(Stored data)
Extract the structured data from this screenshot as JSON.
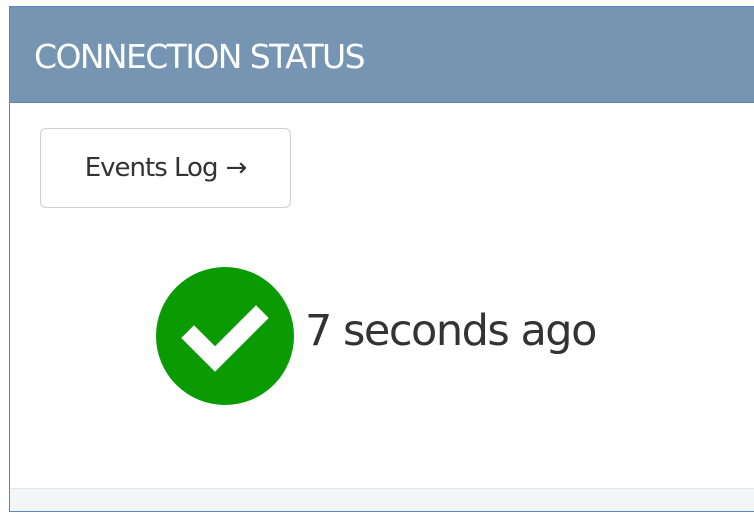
{
  "panel": {
    "title": "CONNECTION STATUS",
    "events_button_label": "Events Log",
    "events_button_arrow": "→",
    "status": {
      "icon": "check-circle-icon",
      "icon_color": "#0a9b00",
      "text": "7 seconds ago"
    }
  },
  "colors": {
    "header_background": "#7595b3",
    "border_accent": "#5b86c9"
  }
}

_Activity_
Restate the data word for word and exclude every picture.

_Solution below_
Extract the structured data from this screenshot as JSON.
{
  "panel": {
    "title": "CONNECTION STATUS",
    "events_button_label": "Events Log",
    "events_button_arrow": "→",
    "status": {
      "icon": "check-circle-icon",
      "icon_color": "#0a9b00",
      "text": "7 seconds ago"
    }
  },
  "colors": {
    "header_background": "#7595b3",
    "border_accent": "#5b86c9"
  }
}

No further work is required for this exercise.